§ **WHAT YOU HAVE TO DO**
Show all lines from the data that include the word "placeholder".

§ **MATERIAL FOR THIS TASK**
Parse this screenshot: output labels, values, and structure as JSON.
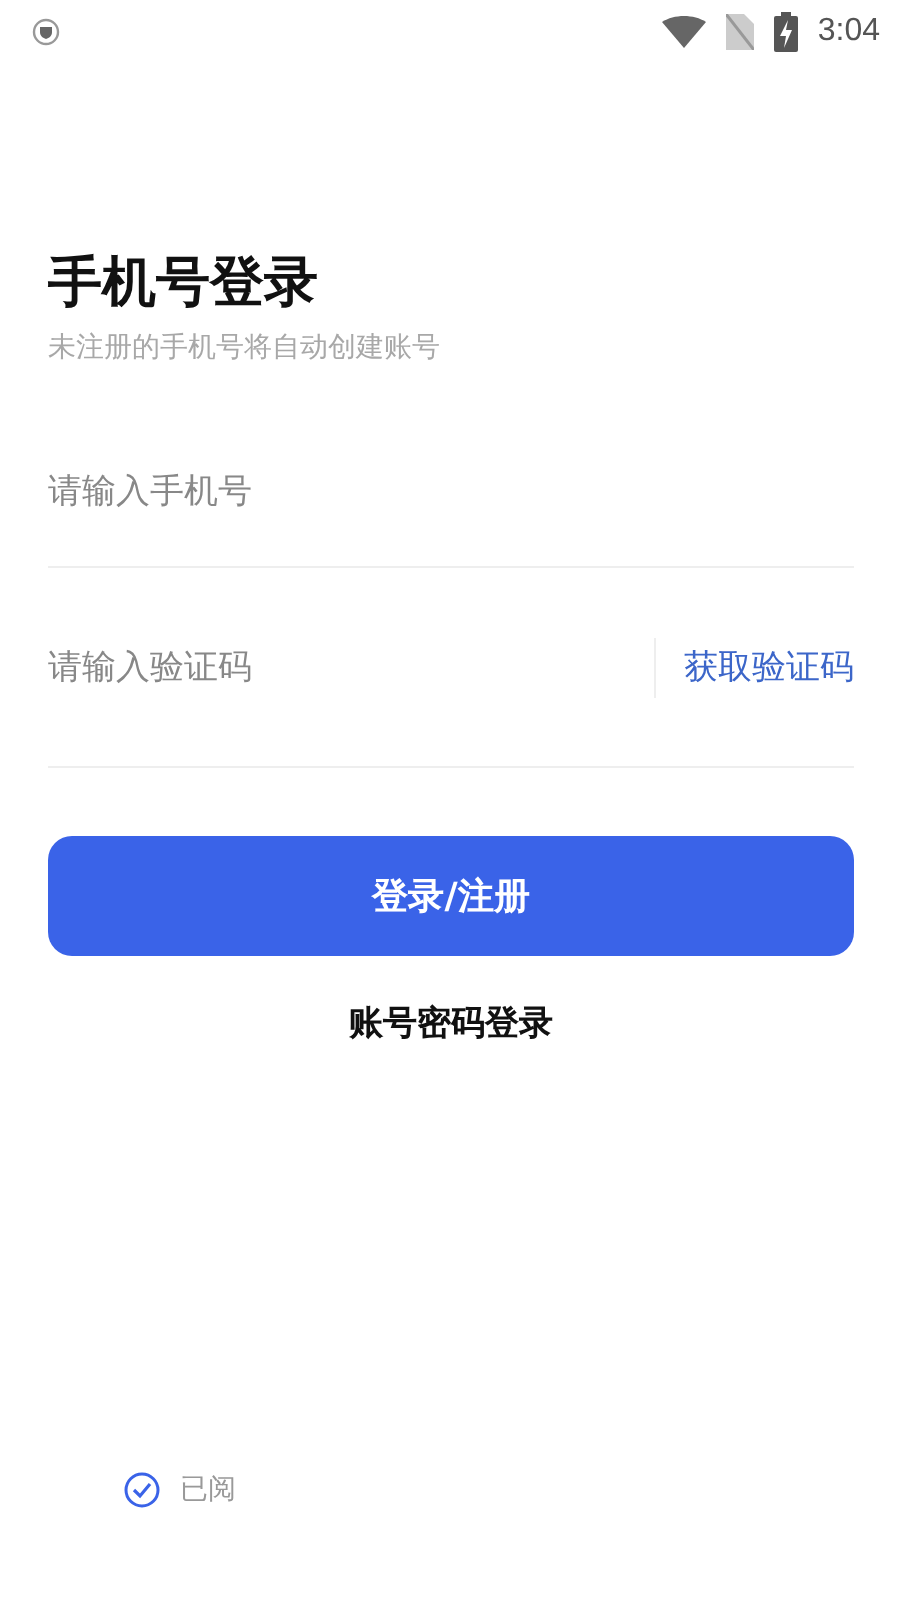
{
  "status_bar": {
    "time": "3:04"
  },
  "title": "手机号登录",
  "subtitle": "未注册的手机号将自动创建账号",
  "phone_field": {
    "placeholder": "请输入手机号"
  },
  "code_field": {
    "placeholder": "请输入验证码",
    "action": "获取验证码"
  },
  "login_button": "登录/注册",
  "password_login": "账号密码登录",
  "agreement": {
    "checked": true,
    "text": "已阅"
  }
}
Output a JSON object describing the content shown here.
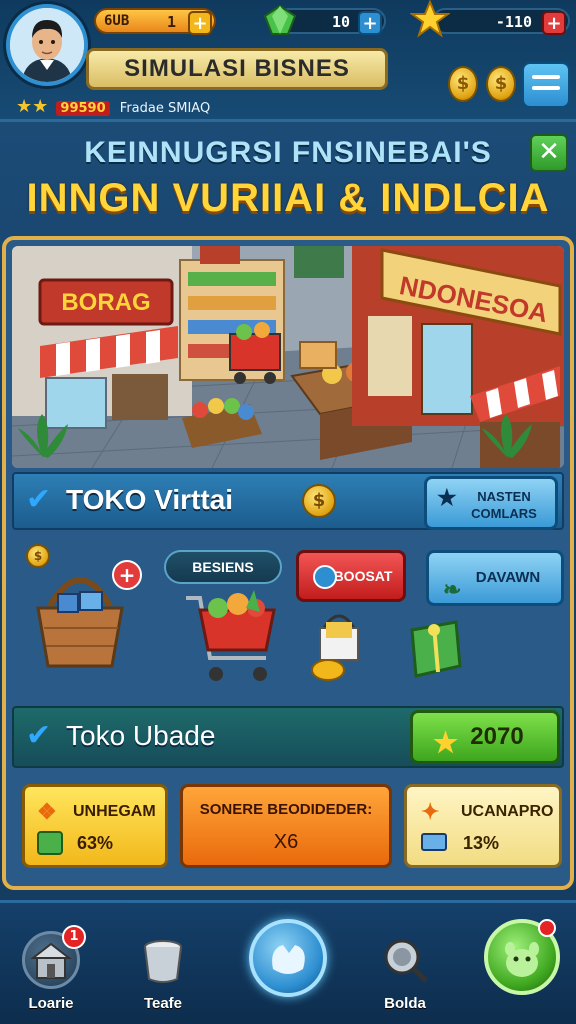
{
  "header": {
    "game_title": "SIMULASI BISNES",
    "level_text": "99590",
    "player_subtitle": "Fradae SMIAQ",
    "star_count": 2
  },
  "resources": {
    "gold": {
      "label": "6UB",
      "value": "1",
      "plus": "+"
    },
    "gems": {
      "value": "10",
      "plus": "+"
    },
    "stars": {
      "value": "-110",
      "plus": "+"
    }
  },
  "headline": {
    "line1": "KEINNUGRSI FNSINEBAI'S",
    "line2": "INNGN VURIIAI & INDLCIA"
  },
  "scene": {
    "sign_left": "BORAG",
    "sign_right": "NDONESOA"
  },
  "shop_row": {
    "title": "TOKO Virttai",
    "coin_symbol": "$",
    "action_button": "NASTEN COMLARS"
  },
  "shop_actions": {
    "tag_label": "BESIENS",
    "plus": "+",
    "red_button": "BOOSAT",
    "blue_button": "DAVAWN",
    "coin_symbol": "$"
  },
  "upgrade_row": {
    "title": "Toko Ubade",
    "value_button": "2070"
  },
  "upgrade_cards": [
    {
      "title": "UNHEGAM",
      "value": "63%"
    },
    {
      "title": "SONERE BEODIDEDER:",
      "value": "X6"
    },
    {
      "title": "UCANAPRO",
      "value": "13%"
    }
  ],
  "bottom_nav": [
    {
      "label": "Loarie",
      "badge": "1"
    },
    {
      "label": "Teafe",
      "badge": ""
    },
    {
      "label": "",
      "badge": ""
    },
    {
      "label": "Bolda",
      "badge": ""
    },
    {
      "label": "",
      "badge": ""
    }
  ],
  "colors": {
    "gold_accent": "#e2b04a",
    "headline_yellow": "#ffd53a",
    "primary_blue": "#2d8ed0",
    "red": "#c21d1d",
    "green": "#3ea61e"
  }
}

§ **TASK OUTPUT**
    "placeholder": "请输入手机号"
    "placeholder": "请输入验证码",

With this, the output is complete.